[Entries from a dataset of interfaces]
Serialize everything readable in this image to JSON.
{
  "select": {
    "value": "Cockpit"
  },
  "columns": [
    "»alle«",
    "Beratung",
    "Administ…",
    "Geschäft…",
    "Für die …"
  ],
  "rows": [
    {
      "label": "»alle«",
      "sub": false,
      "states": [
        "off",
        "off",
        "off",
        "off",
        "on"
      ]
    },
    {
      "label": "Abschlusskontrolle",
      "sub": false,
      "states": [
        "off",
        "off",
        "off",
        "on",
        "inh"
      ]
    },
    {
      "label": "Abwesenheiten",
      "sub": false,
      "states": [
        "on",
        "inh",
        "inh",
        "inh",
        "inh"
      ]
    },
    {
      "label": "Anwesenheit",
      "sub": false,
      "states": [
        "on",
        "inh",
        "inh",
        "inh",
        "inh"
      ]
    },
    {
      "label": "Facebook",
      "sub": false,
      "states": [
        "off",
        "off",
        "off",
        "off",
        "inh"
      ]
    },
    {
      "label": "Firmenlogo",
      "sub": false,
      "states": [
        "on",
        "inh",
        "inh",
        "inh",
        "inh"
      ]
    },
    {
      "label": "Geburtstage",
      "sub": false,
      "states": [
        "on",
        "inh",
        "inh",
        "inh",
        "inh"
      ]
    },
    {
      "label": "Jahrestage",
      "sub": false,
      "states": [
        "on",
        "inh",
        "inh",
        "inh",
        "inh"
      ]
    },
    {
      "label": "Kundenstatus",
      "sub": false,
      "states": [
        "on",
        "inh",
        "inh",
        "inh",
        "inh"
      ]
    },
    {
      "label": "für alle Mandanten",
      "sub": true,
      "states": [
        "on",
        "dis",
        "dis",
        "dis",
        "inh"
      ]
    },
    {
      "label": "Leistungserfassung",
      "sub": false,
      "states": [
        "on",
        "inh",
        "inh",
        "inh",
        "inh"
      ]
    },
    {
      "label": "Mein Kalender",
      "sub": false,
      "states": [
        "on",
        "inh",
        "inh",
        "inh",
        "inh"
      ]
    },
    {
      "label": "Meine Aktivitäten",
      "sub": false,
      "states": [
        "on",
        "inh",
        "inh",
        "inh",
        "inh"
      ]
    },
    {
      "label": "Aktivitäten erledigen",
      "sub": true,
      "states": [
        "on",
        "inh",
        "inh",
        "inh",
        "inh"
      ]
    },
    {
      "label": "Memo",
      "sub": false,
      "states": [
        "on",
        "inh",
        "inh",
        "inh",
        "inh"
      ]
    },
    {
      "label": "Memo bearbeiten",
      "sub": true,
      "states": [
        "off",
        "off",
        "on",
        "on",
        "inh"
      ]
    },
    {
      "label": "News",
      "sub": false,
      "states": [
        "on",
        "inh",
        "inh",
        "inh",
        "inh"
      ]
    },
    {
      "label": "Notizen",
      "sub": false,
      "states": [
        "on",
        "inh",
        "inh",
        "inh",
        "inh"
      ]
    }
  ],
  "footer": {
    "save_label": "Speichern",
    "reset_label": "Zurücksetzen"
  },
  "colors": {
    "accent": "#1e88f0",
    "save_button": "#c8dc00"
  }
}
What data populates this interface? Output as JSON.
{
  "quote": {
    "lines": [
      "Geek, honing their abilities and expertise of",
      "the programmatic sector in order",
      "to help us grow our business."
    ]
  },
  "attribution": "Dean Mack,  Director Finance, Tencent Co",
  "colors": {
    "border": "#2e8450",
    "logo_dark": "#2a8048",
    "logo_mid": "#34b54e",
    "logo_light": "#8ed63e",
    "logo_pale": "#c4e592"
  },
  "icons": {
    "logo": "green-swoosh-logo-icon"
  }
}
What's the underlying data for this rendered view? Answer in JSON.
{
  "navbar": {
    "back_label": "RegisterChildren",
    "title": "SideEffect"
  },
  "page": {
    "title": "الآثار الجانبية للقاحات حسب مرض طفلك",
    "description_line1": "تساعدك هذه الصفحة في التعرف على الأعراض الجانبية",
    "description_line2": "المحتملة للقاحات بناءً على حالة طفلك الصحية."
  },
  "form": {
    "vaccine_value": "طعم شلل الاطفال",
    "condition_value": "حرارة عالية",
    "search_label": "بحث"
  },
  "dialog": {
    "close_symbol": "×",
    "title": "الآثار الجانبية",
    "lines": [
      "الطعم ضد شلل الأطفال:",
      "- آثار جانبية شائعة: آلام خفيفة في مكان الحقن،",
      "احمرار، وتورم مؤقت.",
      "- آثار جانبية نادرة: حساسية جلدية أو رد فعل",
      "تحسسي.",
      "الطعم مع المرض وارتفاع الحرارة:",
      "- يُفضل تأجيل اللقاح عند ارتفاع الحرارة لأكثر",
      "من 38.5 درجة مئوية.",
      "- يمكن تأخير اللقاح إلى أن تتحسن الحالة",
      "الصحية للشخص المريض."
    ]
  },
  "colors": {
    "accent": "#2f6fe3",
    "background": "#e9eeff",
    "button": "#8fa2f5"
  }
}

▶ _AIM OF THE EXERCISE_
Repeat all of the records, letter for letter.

▶ _RESULT OF THIS TASK_
Serialize everything readable in this image to JSON.
{
  "select": {
    "value": "Cockpit"
  },
  "columns": [
    "»alle«",
    "Beratung",
    "Administ…",
    "Geschäft…",
    "Für die …"
  ],
  "rows": [
    {
      "label": "»alle«",
      "sub": false,
      "states": [
        "off",
        "off",
        "off",
        "off",
        "on"
      ]
    },
    {
      "label": "Abschlusskontrolle",
      "sub": false,
      "states": [
        "off",
        "off",
        "off",
        "on",
        "inh"
      ]
    },
    {
      "label": "Abwesenheiten",
      "sub": false,
      "states": [
        "on",
        "inh",
        "inh",
        "inh",
        "inh"
      ]
    },
    {
      "label": "Anwesenheit",
      "sub": false,
      "states": [
        "on",
        "inh",
        "inh",
        "inh",
        "inh"
      ]
    },
    {
      "label": "Facebook",
      "sub": false,
      "states": [
        "off",
        "off",
        "off",
        "off",
        "inh"
      ]
    },
    {
      "label": "Firmenlogo",
      "sub": false,
      "states": [
        "on",
        "inh",
        "inh",
        "inh",
        "inh"
      ]
    },
    {
      "label": "Geburtstage",
      "sub": false,
      "states": [
        "on",
        "inh",
        "inh",
        "inh",
        "inh"
      ]
    },
    {
      "label": "Jahrestage",
      "sub": false,
      "states": [
        "on",
        "inh",
        "inh",
        "inh",
        "inh"
      ]
    },
    {
      "label": "Kundenstatus",
      "sub": false,
      "states": [
        "on",
        "inh",
        "inh",
        "inh",
        "inh"
      ]
    },
    {
      "label": "für alle Mandanten",
      "sub": true,
      "states": [
        "on",
        "dis",
        "dis",
        "dis",
        "inh"
      ]
    },
    {
      "label": "Leistungserfassung",
      "sub": false,
      "states": [
        "on",
        "inh",
        "inh",
        "inh",
        "inh"
      ]
    },
    {
      "label": "Mein Kalender",
      "sub": false,
      "states": [
        "on",
        "inh",
        "inh",
        "inh",
        "inh"
      ]
    },
    {
      "label": "Meine Aktivitäten",
      "sub": false,
      "states": [
        "on",
        "inh",
        "inh",
        "inh",
        "inh"
      ]
    },
    {
      "label": "Aktivitäten erledigen",
      "sub": true,
      "states": [
        "on",
        "inh",
        "inh",
        "inh",
        "inh"
      ]
    },
    {
      "label": "Memo",
      "sub": false,
      "states": [
        "on",
        "inh",
        "inh",
        "inh",
        "inh"
      ]
    },
    {
      "label": "Memo bearbeiten",
      "sub": true,
      "states": [
        "off",
        "off",
        "on",
        "on",
        "inh"
      ]
    },
    {
      "label": "News",
      "sub": false,
      "states": [
        "on",
        "inh",
        "inh",
        "inh",
        "inh"
      ]
    },
    {
      "label": "Notizen",
      "sub": false,
      "states": [
        "on",
        "inh",
        "inh",
        "inh",
        "inh"
      ]
    }
  ],
  "footer": {
    "save_label": "Speichern",
    "reset_label": "Zurücksetzen"
  },
  "colors": {
    "accent": "#1e88f0",
    "save_button": "#c8dc00"
  }
}
What data populates this interface? Output as JSON.
{
  "quote": {
    "lines": [
      "Geek, honing their abilities and expertise of",
      "the programmatic sector in order",
      "to help us grow our business."
    ]
  },
  "attribution": "Dean Mack,  Director Finance, Tencent Co",
  "colors": {
    "border": "#2e8450",
    "logo_dark": "#2a8048",
    "logo_mid": "#34b54e",
    "logo_light": "#8ed63e",
    "logo_pale": "#c4e592"
  },
  "icons": {
    "logo": "green-swoosh-logo-icon"
  }
}
What's the underlying data for this rendered view? Answer in JSON.
{
  "navbar": {
    "back_label": "RegisterChildren",
    "title": "SideEffect"
  },
  "page": {
    "title": "الآثار الجانبية للقاحات حسب مرض طفلك",
    "description_line1": "تساعدك هذه الصفحة في التعرف على الأعراض الجانبية",
    "description_line2": "المحتملة للقاحات بناءً على حالة طفلك الصحية."
  },
  "form": {
    "vaccine_value": "طعم شلل الاطفال",
    "condition_value": "حرارة عالية",
    "search_label": "بحث"
  },
  "dialog": {
    "close_symbol": "×",
    "title": "الآثار الجانبية",
    "lines": [
      "الطعم ضد شلل الأطفال:",
      "- آثار جانبية شائعة: آلام خفيفة في مكان الحقن،",
      "احمرار، وتورم مؤقت.",
      "- آثار جانبية نادرة: حساسية جلدية أو رد فعل",
      "تحسسي.",
      "الطعم مع المرض وارتفاع الحرارة:",
      "- يُفضل تأجيل اللقاح عند ارتفاع الحرارة لأكثر",
      "من 38.5 درجة مئوية.",
      "- يمكن تأخير اللقاح إلى أن تتحسن الحالة",
      "الصحية للشخص المريض."
    ]
  },
  "colors": {
    "accent": "#2f6fe3",
    "background": "#e9eeff",
    "button": "#8fa2f5"
  }
}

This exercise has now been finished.